A lawyer for the Toyota Corp. asked a three-judge panel of the Eighth Circuit U.S. Court of Appeals in St. Paul on Wednesday to overturn a $10.9 million verdict in a high-speed crash in 2006, saying a judge improperly allowed irrelevant testimony at a trial nearly two years ago.
Robert Brundage, Toyota’s attorney, said that three witnesses who testified that their 1996 Toyota Camrys inexplicably accelerated should not have been permitted to testify because their circumstances were different.
On Feb. 3, 2014, a jury in Minneapolis decided that Toyota must pay $10.9 million in damages for mechanical failures that resulted in a crash at the eastbound Snelling exit of Interstate 94 in St. Paul that cost three people their lives, and sent another man, Koua Fong Lee, the driver of a 1996 Camry, to prison for 2½ years.
Lee’s attorneys had argued that Lee applied the brakes, but his Camry accelerated, plowing into a 1995 Oldsmobile Ciera at the end of the Snelling Avenue ramp, killing two people in the Ciera and leading to the death of a third person.
Lee was prosecuted by the Ramsey County attorney’s office and sent to prison, but was released after his attorneys presented evidence of other incidents of unintended acceleration involving Camrys.
The jury in the 2014 civil trial found that Toyota was 60 percent responsible and Lee was 40 percent responsible for the crash.
Robert Hilliard, the attorney representing Lee, built a case that the pulleys in the throttle that operated the accelerator became bound because the engine overheated, leading the Camry to speed up when Lee was trying to slow it down.
Brundage told the three-court panel that U.S. District Judge Ann Montgomery should not have allowed the testimony of three people who stated that they also experienced unintended acceleration while driving their Camrys. He said the acceleration in those cases was not attributable to overheated pulleys.
“There is just no evidence that those other incidents were caused by the defect here,” Brundage said.
Appeals Court Judge James Loken, the presiding judge on the three-member panel, seemed skeptical of Brundage’s arguments, suggesting Brundage was seeking a mini-trial on the three other cases and presenting the same level of evidence as was offered in the 2014 trial.
“That is not workable,” Loken said.
Brundage also contended that the victims’ attorneys failed to produce evidence to back up their claim that the pulleys bonded under intense heat.
“It was all a smoke screen,” he said.

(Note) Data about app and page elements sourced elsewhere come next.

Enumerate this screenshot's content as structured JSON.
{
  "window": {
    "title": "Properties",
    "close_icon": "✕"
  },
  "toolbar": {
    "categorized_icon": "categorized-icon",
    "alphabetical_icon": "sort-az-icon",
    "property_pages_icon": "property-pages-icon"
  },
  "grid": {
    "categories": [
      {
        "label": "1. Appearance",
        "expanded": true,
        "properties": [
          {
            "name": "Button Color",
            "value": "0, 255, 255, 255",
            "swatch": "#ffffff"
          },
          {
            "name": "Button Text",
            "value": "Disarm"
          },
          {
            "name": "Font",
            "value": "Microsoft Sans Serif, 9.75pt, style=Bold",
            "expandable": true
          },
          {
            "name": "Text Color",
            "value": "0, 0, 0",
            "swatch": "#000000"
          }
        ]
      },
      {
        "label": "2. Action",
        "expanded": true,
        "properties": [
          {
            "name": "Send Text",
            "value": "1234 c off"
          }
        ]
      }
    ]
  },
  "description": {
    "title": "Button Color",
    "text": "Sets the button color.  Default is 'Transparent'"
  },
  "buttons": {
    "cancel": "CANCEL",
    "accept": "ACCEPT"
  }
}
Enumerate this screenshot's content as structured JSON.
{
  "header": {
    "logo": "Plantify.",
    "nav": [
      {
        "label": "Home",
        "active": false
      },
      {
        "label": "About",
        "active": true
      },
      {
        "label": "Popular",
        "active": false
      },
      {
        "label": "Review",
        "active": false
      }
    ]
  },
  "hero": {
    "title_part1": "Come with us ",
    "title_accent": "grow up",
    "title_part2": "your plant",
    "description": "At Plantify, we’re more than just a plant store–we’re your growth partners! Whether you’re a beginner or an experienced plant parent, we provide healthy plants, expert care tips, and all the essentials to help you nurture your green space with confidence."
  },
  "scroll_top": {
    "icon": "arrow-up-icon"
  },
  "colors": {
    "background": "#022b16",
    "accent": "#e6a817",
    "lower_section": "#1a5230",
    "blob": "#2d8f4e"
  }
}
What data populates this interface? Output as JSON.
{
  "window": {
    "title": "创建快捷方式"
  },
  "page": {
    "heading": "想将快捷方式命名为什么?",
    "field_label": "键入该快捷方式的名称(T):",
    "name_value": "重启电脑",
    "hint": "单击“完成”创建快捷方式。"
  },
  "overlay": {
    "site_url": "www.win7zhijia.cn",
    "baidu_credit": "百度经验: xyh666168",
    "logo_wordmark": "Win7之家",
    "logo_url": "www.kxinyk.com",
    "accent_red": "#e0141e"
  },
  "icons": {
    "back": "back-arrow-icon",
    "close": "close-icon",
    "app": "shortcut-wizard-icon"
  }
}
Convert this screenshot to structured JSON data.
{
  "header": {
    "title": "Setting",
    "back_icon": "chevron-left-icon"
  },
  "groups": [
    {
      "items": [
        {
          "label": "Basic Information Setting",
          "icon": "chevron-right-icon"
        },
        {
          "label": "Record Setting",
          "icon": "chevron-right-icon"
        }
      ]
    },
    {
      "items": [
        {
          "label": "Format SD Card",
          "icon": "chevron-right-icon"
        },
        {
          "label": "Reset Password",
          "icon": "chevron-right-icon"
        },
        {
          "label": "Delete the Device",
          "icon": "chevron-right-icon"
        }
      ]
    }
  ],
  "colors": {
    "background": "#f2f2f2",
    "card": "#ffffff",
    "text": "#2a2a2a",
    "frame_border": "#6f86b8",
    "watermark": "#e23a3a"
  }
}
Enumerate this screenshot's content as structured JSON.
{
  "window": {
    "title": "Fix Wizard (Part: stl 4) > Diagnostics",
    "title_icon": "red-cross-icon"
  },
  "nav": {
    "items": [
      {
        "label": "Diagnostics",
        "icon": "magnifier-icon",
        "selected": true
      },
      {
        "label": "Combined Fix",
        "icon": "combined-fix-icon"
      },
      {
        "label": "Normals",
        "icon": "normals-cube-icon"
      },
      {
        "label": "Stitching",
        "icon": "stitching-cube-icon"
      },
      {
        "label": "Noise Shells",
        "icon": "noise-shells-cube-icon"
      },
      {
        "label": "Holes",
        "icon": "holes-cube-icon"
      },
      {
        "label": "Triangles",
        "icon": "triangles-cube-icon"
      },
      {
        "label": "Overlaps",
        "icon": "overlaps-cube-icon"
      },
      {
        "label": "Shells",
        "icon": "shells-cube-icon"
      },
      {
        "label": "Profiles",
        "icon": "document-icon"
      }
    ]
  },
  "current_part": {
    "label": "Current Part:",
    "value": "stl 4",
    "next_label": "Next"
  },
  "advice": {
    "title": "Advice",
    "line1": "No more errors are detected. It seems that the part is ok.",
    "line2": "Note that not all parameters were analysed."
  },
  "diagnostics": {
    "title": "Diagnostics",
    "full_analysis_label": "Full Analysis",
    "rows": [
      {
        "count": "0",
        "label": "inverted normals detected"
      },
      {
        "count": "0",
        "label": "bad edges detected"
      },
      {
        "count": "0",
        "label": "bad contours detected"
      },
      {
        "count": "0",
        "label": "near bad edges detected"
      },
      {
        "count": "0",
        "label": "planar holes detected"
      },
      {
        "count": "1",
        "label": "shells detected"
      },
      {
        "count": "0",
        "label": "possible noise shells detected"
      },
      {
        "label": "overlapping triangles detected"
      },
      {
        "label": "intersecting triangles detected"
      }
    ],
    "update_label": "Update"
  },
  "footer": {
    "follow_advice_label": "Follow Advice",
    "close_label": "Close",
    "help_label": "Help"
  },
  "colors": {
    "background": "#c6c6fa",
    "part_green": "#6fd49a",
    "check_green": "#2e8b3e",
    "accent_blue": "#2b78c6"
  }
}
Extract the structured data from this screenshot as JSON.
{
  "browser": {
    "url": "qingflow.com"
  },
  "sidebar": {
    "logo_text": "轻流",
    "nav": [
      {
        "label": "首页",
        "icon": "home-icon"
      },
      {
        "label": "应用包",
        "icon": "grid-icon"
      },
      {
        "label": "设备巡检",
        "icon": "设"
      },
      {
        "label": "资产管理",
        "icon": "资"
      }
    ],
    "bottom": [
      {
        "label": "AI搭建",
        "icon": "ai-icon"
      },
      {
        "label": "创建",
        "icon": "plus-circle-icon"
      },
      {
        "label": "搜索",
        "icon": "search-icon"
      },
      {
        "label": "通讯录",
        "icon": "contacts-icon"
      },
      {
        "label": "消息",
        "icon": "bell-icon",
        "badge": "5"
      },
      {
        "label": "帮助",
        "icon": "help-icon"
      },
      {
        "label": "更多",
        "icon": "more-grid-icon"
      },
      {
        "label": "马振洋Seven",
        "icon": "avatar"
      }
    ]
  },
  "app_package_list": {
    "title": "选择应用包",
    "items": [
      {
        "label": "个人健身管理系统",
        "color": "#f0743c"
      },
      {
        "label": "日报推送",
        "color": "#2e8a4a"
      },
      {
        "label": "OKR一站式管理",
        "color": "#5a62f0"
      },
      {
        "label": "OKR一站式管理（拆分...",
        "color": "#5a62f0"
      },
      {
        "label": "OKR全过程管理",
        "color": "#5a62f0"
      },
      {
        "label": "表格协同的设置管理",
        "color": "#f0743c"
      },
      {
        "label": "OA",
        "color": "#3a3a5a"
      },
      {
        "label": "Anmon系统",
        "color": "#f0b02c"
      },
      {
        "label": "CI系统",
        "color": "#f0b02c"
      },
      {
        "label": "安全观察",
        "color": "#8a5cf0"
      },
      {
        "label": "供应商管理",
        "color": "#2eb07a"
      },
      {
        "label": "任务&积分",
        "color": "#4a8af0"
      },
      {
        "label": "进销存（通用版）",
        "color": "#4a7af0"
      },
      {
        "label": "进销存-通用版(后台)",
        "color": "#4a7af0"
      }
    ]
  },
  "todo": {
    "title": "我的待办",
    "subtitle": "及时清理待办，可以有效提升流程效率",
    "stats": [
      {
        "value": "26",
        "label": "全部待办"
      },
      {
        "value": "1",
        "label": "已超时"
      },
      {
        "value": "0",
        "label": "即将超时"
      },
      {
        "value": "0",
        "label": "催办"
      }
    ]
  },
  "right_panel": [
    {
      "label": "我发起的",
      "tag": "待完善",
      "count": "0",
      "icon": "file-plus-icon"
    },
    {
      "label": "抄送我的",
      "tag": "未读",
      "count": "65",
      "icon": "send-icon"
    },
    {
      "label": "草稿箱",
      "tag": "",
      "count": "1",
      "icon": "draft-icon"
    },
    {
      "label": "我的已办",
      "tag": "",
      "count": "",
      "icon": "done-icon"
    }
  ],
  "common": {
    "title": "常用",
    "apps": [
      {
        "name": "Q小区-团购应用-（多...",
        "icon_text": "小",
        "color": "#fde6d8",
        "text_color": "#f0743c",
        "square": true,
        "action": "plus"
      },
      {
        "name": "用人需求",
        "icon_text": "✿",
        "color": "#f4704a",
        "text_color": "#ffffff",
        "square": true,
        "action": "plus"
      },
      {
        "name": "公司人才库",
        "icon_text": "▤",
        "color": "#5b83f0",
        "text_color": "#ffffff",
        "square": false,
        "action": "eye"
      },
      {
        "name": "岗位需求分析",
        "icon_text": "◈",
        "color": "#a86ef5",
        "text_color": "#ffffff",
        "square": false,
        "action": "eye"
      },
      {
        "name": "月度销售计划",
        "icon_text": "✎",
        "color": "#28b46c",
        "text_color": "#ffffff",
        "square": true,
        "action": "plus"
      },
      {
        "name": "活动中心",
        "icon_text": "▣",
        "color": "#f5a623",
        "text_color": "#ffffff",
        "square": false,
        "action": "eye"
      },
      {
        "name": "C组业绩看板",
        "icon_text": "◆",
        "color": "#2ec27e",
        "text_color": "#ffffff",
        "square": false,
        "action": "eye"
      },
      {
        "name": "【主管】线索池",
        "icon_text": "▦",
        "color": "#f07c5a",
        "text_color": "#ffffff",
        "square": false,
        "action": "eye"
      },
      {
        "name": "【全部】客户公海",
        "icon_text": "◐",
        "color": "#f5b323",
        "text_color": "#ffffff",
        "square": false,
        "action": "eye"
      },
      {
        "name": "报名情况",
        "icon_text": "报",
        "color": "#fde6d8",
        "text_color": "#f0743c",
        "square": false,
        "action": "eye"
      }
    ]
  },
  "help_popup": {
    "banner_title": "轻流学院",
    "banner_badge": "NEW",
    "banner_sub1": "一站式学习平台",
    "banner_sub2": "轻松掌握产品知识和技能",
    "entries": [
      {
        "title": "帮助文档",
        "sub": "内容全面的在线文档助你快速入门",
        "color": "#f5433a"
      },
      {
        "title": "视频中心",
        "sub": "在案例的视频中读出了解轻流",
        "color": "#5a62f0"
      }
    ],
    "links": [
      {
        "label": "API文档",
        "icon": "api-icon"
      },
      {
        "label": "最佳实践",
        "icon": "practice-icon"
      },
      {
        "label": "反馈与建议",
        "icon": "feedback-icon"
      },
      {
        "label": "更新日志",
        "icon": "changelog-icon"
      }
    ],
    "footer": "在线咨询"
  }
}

Attorney Eric Magnuson of the Robins, Kaplan Miller and Ciresi law firm and former chief justice of the Minnesota Supreme Court, represented Lee and the other accident victims at the hearing on Wednesday. He defended the verdict, saying Judge Montgomery properly admitted the testimony of the other drivers who experienced unintended acceleration.
He said that John Stilson, an auto and safety consultant who explained in court how the pulleys could stick together and cause the acceleration, was “a highly qualified engineer.”
“It wasn’t a manufacturing defect, it was a design defect,” said Magnuson, caused by overheating a plastic pulley.
Money not paid yet
Toyota had claimed in court documents it had conducted a heat test on the pulleys before the Camry was put on the market, but a month before the trial, disclosed that no such test had ever been conducted, Magnuson said.
The jury had the option of deciding the accident was caused by Lee stepping on the accelerator pedal when he should have applied the brakes, or as an alternative, the pulleys becoming stuck, causing the acceleration. “It clearly decided the throttle was stuck,” said Magnuson.
The $10.9 million awarded the victims has not been paid pending the appeal, and could balloon to about $20 million with interest if Toyota loses, Hilliard, Lee’s attorney, said after Wednesday’s hearing. “I’m optimistic the 8th Circuit will agree with Judge Montgomery and the verdict.”
Toyota said in a statement Wednesday that it sympathized “with everyone affected by this unfortunate accident” in 2006, but did not believe the verdict was supported by the plaintiffs’ evidence.
“In our view, the evidence shows that Mr. Lee’s 1996 Camry was well-designed and was not the cause of this accident,” the statement read. “For those reasons, we continue to move forward with our appeal.”
There is no timetable on when the 8th Circuit panel must rule. Decisions often take months.